Return the lines below that contain "icon".

*** MATERIAL SHOWN ***

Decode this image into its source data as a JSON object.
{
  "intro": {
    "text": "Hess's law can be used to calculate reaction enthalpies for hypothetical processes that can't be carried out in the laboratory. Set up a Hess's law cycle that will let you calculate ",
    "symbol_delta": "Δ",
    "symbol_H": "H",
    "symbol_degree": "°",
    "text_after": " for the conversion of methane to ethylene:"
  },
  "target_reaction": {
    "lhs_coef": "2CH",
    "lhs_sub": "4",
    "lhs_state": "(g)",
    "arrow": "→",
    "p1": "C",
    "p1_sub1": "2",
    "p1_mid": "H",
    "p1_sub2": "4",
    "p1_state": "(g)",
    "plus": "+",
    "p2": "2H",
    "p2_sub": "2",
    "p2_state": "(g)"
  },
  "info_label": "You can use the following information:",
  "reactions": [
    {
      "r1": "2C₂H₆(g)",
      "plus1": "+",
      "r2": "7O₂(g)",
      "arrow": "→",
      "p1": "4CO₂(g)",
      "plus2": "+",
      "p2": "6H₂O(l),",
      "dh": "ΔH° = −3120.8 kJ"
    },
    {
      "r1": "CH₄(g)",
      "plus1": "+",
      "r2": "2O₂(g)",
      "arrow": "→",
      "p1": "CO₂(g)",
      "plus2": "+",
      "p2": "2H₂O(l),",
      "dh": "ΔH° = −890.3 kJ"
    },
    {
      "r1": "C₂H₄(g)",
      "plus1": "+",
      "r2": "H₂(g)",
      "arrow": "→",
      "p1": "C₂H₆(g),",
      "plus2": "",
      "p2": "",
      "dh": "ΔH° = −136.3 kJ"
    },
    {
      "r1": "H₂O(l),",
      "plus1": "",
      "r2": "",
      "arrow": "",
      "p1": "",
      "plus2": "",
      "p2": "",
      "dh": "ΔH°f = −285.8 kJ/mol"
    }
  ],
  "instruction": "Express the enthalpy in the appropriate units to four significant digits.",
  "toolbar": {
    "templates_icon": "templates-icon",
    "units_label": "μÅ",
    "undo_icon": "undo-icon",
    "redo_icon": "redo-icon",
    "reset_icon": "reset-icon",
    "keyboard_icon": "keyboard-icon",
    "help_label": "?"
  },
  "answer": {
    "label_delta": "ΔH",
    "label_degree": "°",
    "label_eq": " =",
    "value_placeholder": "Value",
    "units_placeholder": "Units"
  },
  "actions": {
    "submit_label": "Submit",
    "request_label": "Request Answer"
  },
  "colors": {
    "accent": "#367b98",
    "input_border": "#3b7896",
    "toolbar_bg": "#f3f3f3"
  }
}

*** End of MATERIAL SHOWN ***
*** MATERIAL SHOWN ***

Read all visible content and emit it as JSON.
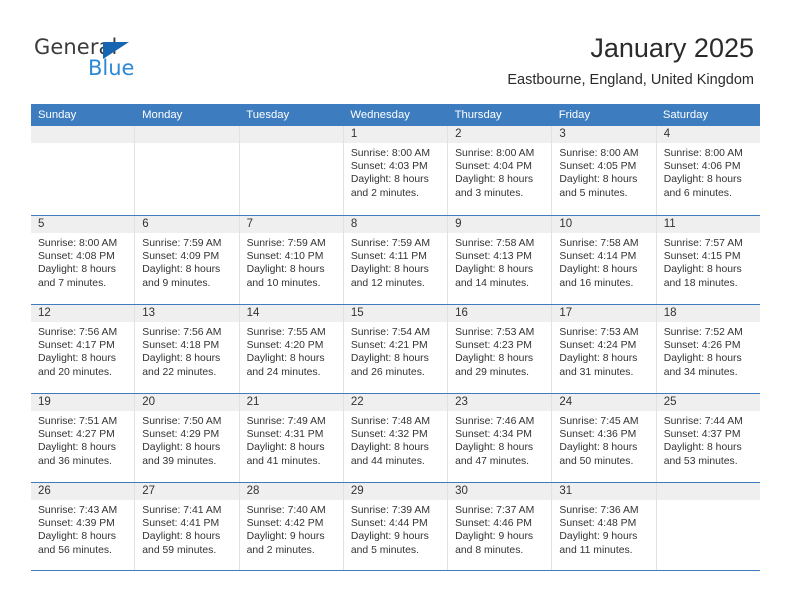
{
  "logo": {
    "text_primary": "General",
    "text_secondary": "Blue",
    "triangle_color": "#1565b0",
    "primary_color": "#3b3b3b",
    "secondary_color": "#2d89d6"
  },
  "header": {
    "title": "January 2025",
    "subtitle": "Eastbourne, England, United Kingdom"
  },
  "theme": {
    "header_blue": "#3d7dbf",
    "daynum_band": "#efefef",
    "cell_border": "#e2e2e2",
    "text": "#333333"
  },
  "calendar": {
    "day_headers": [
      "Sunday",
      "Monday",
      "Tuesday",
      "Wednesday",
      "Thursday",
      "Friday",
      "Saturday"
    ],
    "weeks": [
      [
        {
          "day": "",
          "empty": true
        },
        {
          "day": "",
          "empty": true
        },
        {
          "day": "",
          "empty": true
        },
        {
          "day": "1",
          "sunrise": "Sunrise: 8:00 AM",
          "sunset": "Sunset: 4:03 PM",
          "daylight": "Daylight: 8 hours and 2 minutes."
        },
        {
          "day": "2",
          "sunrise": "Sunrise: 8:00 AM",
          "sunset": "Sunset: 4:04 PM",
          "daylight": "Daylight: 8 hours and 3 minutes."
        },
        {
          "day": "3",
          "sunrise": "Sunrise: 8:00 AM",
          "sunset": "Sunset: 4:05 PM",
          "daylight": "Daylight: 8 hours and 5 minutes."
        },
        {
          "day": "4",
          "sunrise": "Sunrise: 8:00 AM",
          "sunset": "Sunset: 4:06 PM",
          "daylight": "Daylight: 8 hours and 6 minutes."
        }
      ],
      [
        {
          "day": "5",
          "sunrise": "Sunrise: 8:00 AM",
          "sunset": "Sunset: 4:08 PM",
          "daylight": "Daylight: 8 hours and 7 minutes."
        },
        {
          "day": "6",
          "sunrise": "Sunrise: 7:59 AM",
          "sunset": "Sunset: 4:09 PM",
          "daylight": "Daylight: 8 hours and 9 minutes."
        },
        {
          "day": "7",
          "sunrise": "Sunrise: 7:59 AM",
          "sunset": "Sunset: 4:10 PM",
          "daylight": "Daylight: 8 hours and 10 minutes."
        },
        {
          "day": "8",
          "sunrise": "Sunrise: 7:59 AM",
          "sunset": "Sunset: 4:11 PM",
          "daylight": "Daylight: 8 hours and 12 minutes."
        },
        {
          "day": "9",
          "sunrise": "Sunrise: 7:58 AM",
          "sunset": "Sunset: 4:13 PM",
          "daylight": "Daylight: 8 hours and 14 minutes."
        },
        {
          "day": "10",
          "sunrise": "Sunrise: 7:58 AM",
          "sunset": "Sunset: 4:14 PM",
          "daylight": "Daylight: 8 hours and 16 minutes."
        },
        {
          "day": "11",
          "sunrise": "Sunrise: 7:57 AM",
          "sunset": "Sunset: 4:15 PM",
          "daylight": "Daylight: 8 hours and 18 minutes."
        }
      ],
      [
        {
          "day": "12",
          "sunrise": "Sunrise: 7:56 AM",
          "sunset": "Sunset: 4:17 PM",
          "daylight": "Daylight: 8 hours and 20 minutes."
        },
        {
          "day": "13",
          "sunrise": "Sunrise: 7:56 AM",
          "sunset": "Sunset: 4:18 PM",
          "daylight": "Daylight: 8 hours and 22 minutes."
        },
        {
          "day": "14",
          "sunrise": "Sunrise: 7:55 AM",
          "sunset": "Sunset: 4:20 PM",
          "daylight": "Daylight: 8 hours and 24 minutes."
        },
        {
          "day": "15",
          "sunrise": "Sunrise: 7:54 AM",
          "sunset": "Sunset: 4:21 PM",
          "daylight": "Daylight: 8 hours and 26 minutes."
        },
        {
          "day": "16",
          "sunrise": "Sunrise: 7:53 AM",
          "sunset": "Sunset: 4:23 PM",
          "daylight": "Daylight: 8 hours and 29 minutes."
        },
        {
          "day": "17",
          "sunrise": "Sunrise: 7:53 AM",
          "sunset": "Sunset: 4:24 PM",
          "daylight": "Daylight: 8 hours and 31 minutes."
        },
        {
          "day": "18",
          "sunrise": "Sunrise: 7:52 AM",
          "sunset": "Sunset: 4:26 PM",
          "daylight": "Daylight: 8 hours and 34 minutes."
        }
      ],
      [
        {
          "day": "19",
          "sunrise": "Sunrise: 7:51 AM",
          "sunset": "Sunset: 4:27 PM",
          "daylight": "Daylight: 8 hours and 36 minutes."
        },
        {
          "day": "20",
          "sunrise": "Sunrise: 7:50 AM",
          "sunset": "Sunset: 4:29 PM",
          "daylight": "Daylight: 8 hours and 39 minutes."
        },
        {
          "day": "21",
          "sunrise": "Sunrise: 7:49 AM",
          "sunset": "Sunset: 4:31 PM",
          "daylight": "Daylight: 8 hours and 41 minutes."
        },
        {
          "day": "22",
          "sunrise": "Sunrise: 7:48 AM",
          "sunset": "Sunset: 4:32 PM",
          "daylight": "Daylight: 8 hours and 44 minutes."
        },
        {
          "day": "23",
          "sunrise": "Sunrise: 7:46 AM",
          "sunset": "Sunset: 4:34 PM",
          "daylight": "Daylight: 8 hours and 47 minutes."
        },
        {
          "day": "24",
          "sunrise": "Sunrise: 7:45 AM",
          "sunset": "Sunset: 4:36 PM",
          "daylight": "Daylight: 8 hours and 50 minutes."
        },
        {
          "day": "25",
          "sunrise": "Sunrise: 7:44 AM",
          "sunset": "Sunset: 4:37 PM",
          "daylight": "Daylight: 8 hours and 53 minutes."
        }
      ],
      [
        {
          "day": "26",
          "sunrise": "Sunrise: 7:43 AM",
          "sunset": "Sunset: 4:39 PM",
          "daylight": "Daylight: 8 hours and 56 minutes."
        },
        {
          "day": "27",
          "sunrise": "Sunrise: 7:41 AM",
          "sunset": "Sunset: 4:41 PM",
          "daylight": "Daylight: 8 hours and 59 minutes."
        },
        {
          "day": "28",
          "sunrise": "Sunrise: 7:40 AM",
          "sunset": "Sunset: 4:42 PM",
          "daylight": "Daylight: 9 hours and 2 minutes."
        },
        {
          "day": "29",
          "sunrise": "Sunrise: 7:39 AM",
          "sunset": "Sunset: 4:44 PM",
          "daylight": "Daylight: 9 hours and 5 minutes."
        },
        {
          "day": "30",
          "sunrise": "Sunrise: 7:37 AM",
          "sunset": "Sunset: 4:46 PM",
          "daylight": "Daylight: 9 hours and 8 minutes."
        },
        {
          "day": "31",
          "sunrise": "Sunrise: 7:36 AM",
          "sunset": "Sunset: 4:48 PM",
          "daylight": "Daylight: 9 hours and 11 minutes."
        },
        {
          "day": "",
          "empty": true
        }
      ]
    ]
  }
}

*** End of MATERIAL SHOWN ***

- RESPONSE
    "templates_icon": "templates-icon",
    "undo_icon": "undo-icon",
    "redo_icon": "redo-icon",
    "reset_icon": "reset-icon",
    "keyboard_icon": "keyboard-icon",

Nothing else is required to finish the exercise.